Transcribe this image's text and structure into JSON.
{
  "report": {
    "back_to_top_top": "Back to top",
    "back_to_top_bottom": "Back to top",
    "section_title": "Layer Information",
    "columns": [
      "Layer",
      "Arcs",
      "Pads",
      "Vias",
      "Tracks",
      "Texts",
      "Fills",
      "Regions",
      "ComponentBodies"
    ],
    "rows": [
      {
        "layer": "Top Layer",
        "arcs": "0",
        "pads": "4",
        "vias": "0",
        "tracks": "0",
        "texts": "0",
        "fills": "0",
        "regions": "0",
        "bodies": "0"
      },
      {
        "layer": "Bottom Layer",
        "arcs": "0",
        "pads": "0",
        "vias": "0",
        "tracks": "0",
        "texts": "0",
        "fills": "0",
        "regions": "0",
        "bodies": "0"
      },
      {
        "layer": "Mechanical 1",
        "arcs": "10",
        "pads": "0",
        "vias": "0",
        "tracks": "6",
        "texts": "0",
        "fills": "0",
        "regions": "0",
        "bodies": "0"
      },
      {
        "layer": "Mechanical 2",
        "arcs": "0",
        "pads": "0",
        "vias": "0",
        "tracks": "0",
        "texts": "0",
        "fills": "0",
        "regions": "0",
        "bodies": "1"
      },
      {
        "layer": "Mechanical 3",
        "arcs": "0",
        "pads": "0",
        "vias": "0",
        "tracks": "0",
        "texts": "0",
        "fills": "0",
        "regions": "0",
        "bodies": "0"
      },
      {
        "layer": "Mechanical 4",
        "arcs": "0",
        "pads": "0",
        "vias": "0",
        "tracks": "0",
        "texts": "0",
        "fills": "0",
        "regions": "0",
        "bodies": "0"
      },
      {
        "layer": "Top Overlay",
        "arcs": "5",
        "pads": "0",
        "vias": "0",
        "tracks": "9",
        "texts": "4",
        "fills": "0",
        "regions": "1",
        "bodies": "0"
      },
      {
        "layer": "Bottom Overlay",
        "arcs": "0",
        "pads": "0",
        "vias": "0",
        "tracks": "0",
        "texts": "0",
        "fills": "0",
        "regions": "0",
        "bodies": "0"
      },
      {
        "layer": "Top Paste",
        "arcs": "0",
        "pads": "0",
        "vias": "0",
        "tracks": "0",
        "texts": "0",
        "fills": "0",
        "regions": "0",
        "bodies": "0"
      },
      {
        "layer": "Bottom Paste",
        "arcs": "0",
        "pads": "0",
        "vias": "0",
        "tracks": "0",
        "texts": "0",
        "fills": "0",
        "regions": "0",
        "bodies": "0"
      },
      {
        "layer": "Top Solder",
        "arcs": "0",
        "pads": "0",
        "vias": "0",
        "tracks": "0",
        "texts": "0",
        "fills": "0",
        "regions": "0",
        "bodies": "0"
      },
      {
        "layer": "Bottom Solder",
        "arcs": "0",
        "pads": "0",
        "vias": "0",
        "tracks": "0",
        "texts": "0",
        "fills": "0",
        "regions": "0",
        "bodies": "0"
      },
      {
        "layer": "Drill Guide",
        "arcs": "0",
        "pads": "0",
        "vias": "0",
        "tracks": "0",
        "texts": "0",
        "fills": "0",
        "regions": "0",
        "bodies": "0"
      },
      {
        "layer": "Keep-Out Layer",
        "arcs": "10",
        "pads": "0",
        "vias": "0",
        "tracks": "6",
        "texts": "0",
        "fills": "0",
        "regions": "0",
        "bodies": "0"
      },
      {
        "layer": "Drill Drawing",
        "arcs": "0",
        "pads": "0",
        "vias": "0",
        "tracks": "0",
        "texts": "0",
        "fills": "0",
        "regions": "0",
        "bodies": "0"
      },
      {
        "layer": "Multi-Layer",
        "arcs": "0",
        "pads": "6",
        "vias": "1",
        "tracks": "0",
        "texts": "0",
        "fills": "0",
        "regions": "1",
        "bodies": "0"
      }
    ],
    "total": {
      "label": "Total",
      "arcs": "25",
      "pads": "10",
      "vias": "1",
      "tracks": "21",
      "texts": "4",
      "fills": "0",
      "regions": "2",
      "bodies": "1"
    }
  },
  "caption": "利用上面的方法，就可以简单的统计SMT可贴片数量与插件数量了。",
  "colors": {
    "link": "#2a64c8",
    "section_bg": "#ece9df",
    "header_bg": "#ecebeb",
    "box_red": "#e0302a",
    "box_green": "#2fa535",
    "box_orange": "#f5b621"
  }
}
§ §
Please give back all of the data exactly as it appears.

Transcribe this image's text and structure into JSON.
{
  "report": {
    "back_to_top_top": "Back to top",
    "back_to_top_bottom": "Back to top",
    "section_title": "Layer Information",
    "columns": [
      "Layer",
      "Arcs",
      "Pads",
      "Vias",
      "Tracks",
      "Texts",
      "Fills",
      "Regions",
      "ComponentBodies"
    ],
    "rows": [
      {
        "layer": "Top Layer",
        "arcs": "0",
        "pads": "4",
        "vias": "0",
        "tracks": "0",
        "texts": "0",
        "fills": "0",
        "regions": "0",
        "bodies": "0"
      },
      {
        "layer": "Bottom Layer",
        "arcs": "0",
        "pads": "0",
        "vias": "0",
        "tracks": "0",
        "texts": "0",
        "fills": "0",
        "regions": "0",
        "bodies": "0"
      },
      {
        "layer": "Mechanical 1",
        "arcs": "10",
        "pads": "0",
        "vias": "0",
        "tracks": "6",
        "texts": "0",
        "fills": "0",
        "regions": "0",
        "bodies": "0"
      },
      {
        "layer": "Mechanical 2",
        "arcs": "0",
        "pads": "0",
        "vias": "0",
        "tracks": "0",
        "texts": "0",
        "fills": "0",
        "regions": "0",
        "bodies": "1"
      },
      {
        "layer": "Mechanical 3",
        "arcs": "0",
        "pads": "0",
        "vias": "0",
        "tracks": "0",
        "texts": "0",
        "fills": "0",
        "regions": "0",
        "bodies": "0"
      },
      {
        "layer": "Mechanical 4",
        "arcs": "0",
        "pads": "0",
        "vias": "0",
        "tracks": "0",
        "texts": "0",
        "fills": "0",
        "regions": "0",
        "bodies": "0"
      },
      {
        "layer": "Top Overlay",
        "arcs": "5",
        "pads": "0",
        "vias": "0",
        "tracks": "9",
        "texts": "4",
        "fills": "0",
        "regions": "1",
        "bodies": "0"
      },
      {
        "layer": "Bottom Overlay",
        "arcs": "0",
        "pads": "0",
        "vias": "0",
        "tracks": "0",
        "texts": "0",
        "fills": "0",
        "regions": "0",
        "bodies": "0"
      },
      {
        "layer": "Top Paste",
        "arcs": "0",
        "pads": "0",
        "vias": "0",
        "tracks": "0",
        "texts": "0",
        "fills": "0",
        "regions": "0",
        "bodies": "0"
      },
      {
        "layer": "Bottom Paste",
        "arcs": "0",
        "pads": "0",
        "vias": "0",
        "tracks": "0",
        "texts": "0",
        "fills": "0",
        "regions": "0",
        "bodies": "0"
      },
      {
        "layer": "Top Solder",
        "arcs": "0",
        "pads": "0",
        "vias": "0",
        "tracks": "0",
        "texts": "0",
        "fills": "0",
        "regions": "0",
        "bodies": "0"
      },
      {
        "layer": "Bottom Solder",
        "arcs": "0",
        "pads": "0",
        "vias": "0",
        "tracks": "0",
        "texts": "0",
        "fills": "0",
        "regions": "0",
        "bodies": "0"
      },
      {
        "layer": "Drill Guide",
        "arcs": "0",
        "pads": "0",
        "vias": "0",
        "tracks": "0",
        "texts": "0",
        "fills": "0",
        "regions": "0",
        "bodies": "0"
      },
      {
        "layer": "Keep-Out Layer",
        "arcs": "10",
        "pads": "0",
        "vias": "0",
        "tracks": "6",
        "texts": "0",
        "fills": "0",
        "regions": "0",
        "bodies": "0"
      },
      {
        "layer": "Drill Drawing",
        "arcs": "0",
        "pads": "0",
        "vias": "0",
        "tracks": "0",
        "texts": "0",
        "fills": "0",
        "regions": "0",
        "bodies": "0"
      },
      {
        "layer": "Multi-Layer",
        "arcs": "0",
        "pads": "6",
        "vias": "1",
        "tracks": "0",
        "texts": "0",
        "fills": "0",
        "regions": "1",
        "bodies": "0"
      }
    ],
    "total": {
      "label": "Total",
      "arcs": "25",
      "pads": "10",
      "vias": "1",
      "tracks": "21",
      "texts": "4",
      "fills": "0",
      "regions": "2",
      "bodies": "1"
    }
  },
  "caption": "利用上面的方法，就可以简单的统计SMT可贴片数量与插件数量了。",
  "colors": {
    "link": "#2a64c8",
    "section_bg": "#ece9df",
    "header_bg": "#ecebeb",
    "box_red": "#e0302a",
    "box_green": "#2fa535",
    "box_orange": "#f5b621"
  }
}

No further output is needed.